If your plan calls for someone to receive training to perform one aspect of the plan, it is unrealistic to eliminate the training because of time or fiscal constraints and still expect the person to complete that part of the plan. You also need to make such eliminations carefully because depending on how your plan is structured, it may negatively impact activities scheduled later in the year.

This aspect of the implementation process can be a challenge because you are constantly faced with issues that must be addressed. There are too many demands on your time and resources, and things will have to be modified. But that is the power of the marketing plan. If you follow it, you will have a process for making sound decisions that keep you on track.

Purpose is Critical

It’s important to remember that your focus should not be on what elements you include in your marketing plan -- the activities or efforts in which you expect to engage -- but rather that you have a purpose that drives everything and a plan that guides you through the year.

Acting randomly outside of your plan may not have negative consequences, but it may limit your effectiveness, waste a limited media opportunity, and waste valuable staff time and library resources.

There really are no good or bad elements because every library is unique. You each have your own relationships with patrons, community groups, business groups, and local media, and you must work within the constraints you already understand.

By having a plan, however, you can be better prepared to start pushing the envelope and become more proactive in your marketing efforts. The marketing plan is the vehicle that can help you move toward a predetermined goal, primarily because it is a tool that can help increase public support for the library on a continuous basis.

You want to keep the library and its resources and programs in front of patrons, reminding them that it’s there for their benefit. This concept is critical because when people recognize that the library benefits them, you have made significant progress.

Another goal of your marketing plan implementation is to make it easier for your local media to cover your library’s programs, events, and other news. By taking the time to better understand their needs and wants, and what they’ve covered in the past, you’ll be more effective in the future. If they know the library schedules programs that make good stories, and you organize them in a way that makes them easy to cover, you're sure to get future news coverage.

To help you be more media friendly in your event planning, there are several checklists available in our Online PR Toolkit.

But remember, don’t send everything to the media. Don’t ask them to cover every event or program you host or sponsor. You need to pick and choose, which helps them know what is important. If you announce a 9 a.m. start time, begin on time. Otherwise, you’re wasting the media’s time. Don’t ask newspapers to take photos they won’t use, like group shots of everyone that attended a program.

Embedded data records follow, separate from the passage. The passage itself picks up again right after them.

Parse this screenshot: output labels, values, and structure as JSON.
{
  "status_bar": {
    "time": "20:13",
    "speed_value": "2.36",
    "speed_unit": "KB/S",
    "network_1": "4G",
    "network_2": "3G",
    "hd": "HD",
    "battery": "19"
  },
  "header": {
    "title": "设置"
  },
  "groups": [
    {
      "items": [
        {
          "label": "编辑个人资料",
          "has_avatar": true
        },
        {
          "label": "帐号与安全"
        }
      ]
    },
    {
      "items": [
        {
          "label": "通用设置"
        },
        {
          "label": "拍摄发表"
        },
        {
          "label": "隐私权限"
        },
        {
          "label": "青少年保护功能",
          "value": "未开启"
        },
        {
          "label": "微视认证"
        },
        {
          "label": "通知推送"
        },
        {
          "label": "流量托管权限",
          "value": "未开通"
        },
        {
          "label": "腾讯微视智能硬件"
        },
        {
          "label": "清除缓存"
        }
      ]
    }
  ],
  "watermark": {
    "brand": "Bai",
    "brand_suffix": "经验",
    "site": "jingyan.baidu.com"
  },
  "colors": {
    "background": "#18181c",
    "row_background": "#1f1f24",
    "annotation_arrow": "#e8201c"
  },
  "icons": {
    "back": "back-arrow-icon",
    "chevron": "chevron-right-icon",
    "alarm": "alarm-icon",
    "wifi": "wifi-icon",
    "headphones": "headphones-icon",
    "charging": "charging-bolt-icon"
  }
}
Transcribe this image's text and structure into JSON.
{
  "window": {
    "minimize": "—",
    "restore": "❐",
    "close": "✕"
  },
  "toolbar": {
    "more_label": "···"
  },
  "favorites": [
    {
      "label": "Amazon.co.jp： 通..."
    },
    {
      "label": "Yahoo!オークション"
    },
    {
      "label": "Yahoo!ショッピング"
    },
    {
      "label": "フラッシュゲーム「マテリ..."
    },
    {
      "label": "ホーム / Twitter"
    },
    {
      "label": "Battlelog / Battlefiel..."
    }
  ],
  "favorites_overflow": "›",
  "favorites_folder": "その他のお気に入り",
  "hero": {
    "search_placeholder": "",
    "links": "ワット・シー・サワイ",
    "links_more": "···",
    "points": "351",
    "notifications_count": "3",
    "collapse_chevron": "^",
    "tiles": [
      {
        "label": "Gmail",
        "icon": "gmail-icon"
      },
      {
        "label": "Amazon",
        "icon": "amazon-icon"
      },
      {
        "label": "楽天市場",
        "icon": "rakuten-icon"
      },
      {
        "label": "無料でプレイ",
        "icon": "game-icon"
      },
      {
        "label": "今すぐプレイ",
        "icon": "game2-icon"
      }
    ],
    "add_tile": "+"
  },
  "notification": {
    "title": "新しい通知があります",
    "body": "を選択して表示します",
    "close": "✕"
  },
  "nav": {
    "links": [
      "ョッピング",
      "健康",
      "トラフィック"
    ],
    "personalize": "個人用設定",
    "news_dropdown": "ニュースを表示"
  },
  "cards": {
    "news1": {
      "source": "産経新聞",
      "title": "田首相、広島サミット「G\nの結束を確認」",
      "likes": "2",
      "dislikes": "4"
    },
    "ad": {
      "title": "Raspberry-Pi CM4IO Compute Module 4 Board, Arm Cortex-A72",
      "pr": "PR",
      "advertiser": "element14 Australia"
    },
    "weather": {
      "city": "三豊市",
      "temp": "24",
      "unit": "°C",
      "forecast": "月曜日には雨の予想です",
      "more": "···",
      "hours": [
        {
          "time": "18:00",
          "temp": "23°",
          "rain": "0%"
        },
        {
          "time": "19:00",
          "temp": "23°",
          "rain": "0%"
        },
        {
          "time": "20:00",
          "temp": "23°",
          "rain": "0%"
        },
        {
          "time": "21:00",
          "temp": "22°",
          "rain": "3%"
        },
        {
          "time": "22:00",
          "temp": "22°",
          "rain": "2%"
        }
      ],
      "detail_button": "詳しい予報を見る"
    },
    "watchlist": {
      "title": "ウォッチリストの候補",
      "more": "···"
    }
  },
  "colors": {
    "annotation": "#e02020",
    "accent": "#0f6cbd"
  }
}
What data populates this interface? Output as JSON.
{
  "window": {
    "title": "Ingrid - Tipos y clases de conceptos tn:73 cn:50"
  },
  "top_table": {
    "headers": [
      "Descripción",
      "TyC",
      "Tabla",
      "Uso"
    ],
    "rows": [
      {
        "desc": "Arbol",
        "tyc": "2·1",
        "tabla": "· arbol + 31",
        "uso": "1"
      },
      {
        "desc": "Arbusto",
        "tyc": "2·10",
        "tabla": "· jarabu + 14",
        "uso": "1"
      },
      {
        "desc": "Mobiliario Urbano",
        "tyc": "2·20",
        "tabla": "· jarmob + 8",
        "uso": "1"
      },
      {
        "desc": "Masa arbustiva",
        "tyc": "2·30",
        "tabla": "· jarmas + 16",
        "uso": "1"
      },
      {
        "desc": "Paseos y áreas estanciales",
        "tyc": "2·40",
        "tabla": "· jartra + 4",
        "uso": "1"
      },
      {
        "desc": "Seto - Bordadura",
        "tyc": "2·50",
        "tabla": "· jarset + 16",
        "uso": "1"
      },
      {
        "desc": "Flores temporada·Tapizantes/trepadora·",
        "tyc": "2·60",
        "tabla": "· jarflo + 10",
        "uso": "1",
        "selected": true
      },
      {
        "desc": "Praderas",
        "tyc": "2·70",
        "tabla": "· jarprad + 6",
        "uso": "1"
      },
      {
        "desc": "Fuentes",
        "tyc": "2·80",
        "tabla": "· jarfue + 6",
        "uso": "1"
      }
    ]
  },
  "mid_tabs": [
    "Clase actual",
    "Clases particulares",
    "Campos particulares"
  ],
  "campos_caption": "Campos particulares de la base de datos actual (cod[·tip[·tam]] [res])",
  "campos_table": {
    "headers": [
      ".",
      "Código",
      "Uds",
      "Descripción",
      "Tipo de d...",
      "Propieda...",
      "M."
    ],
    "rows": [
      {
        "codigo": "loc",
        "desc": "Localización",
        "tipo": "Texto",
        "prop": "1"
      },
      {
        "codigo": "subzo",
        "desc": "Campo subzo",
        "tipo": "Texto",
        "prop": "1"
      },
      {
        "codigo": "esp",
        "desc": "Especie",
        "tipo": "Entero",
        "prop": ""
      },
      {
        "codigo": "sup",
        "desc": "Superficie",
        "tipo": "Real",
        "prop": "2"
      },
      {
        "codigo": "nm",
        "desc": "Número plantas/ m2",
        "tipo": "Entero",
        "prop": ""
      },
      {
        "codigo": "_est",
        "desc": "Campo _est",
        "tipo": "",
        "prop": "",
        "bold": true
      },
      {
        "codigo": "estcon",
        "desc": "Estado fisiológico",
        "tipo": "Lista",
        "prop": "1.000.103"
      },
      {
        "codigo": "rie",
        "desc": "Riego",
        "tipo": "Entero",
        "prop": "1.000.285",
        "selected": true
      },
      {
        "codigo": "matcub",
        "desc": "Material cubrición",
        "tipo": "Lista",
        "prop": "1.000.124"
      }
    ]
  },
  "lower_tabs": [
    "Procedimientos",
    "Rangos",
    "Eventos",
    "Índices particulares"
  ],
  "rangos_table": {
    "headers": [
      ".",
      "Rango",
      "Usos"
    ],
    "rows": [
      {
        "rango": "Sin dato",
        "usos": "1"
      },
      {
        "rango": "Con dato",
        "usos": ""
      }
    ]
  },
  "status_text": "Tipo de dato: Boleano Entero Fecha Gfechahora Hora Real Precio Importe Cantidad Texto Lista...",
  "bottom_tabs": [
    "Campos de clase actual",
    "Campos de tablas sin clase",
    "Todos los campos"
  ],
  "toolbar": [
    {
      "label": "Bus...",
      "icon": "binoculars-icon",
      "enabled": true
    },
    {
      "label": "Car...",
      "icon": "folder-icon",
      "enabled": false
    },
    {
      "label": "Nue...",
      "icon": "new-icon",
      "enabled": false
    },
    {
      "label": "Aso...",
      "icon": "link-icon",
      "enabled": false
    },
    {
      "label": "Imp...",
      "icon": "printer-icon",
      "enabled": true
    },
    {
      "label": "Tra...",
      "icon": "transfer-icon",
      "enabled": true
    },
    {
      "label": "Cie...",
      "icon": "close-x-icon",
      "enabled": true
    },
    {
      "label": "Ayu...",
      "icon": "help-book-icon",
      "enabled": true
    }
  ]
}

If you do these things well, your local media will know that when you call they will get a good story with minimal effort. That’s how it works!


The primary reason for marketing your library is to build support, and you can’t do that effectively by continuing to do only what has worked in the past, or reaching out only to those who already value and use to the library. You’re looking to expand your patron base and give more people reasons to turn to the library.

And remember, be flexible. Deviating from your marketing plan when circumstances dictate is not a sign of failure on your part, or an indication that you didn’t plan properly. It happens, so just move on and get back to your plan as quickly as you can. If you’ve done a good job planning, you’ll at least have a better handle on what resources you have available to deal with the unexpected situation.

In the end it will make you a more dynamic organization. The marketing plan is the tool that can help you get a handle on this challenge because it allows you to be proactive.

For more information, contact: